Employees giving the state a one-two punch

Minnesota State Roundup

Published November 1, 2001  | November 2001 issue

Minnesota is facing both short- and long-term labor issues with its employees. In the near view, nearly 30,000 state union workers—57 percent of the state-employed—went on strike starting on Oct. 1 and lasting for two weeks. The two labor unions involved settled for a two-year contract that, publicly, none of the sides appeared satisfied with.

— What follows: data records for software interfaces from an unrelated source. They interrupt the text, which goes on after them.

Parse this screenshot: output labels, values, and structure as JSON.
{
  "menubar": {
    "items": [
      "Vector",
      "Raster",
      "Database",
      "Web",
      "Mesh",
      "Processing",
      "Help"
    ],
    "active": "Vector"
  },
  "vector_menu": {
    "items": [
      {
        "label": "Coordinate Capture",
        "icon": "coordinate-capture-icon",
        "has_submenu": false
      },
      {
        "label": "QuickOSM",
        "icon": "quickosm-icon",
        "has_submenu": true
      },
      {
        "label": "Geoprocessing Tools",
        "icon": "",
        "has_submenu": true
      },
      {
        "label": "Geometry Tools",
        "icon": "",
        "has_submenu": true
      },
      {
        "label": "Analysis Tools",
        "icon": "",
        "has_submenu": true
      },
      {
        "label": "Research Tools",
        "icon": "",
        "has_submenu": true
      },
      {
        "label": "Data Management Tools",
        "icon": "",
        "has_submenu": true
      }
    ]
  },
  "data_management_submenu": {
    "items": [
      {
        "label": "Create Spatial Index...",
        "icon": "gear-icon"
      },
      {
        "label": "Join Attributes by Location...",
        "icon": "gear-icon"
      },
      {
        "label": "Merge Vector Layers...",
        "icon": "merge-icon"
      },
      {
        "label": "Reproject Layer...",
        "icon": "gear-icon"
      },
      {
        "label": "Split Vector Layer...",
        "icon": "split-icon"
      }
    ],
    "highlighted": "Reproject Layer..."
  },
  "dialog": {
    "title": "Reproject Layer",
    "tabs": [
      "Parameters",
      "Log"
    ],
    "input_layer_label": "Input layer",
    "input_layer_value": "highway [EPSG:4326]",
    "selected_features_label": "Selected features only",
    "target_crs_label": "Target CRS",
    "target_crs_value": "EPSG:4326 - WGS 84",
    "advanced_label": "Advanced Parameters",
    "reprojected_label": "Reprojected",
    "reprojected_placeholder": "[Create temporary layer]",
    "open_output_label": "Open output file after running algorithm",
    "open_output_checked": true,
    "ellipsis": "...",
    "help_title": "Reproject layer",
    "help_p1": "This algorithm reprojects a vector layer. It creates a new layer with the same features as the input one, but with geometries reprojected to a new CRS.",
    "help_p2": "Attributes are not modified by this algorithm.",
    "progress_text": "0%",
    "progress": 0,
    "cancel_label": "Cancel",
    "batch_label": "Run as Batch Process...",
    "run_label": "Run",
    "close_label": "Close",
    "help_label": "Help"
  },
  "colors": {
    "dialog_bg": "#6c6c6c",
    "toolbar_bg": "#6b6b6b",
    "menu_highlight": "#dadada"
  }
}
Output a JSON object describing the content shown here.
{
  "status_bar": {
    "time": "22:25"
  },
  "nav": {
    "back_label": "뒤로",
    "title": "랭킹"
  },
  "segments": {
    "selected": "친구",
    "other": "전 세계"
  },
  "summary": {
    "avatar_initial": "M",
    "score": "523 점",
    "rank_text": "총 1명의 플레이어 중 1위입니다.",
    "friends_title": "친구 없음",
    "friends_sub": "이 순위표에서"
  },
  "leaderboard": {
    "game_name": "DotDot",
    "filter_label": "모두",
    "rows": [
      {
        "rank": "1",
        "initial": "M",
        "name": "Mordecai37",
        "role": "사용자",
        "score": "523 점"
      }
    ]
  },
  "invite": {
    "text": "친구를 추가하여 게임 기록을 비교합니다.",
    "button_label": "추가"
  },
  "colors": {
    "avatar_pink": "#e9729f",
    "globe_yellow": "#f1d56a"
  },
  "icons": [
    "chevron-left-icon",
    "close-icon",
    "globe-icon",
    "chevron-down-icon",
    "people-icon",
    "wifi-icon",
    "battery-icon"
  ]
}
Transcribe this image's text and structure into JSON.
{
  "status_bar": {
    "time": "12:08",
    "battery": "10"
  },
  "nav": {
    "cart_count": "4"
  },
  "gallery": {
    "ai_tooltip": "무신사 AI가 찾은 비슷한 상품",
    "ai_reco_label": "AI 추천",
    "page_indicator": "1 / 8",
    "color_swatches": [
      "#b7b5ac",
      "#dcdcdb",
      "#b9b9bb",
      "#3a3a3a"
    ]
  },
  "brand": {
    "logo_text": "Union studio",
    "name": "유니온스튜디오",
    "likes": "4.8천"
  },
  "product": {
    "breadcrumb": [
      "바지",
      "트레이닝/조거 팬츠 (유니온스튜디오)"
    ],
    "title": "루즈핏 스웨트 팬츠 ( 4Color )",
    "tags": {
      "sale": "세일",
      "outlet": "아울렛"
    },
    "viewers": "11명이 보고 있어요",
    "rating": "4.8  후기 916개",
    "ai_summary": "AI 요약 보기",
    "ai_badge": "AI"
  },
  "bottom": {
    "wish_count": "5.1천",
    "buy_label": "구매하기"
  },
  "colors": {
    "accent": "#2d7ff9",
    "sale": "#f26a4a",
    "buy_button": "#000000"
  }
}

Possibly more ominous, the state government is facing a potentially serious long-term labor shortage because it estimates that as many as one-third of its employees will retire in the next 10 years; for midlevel managers, whose average age is 55, the number is closer to one-half. The state's employee relations department cited two big reasons for the wave of possible retirements: The average starting age is a relatively old 36, and many retire early from stressful jobs like state trooper, prison guard and other law enforcement positions.

Ronald A. Wirtz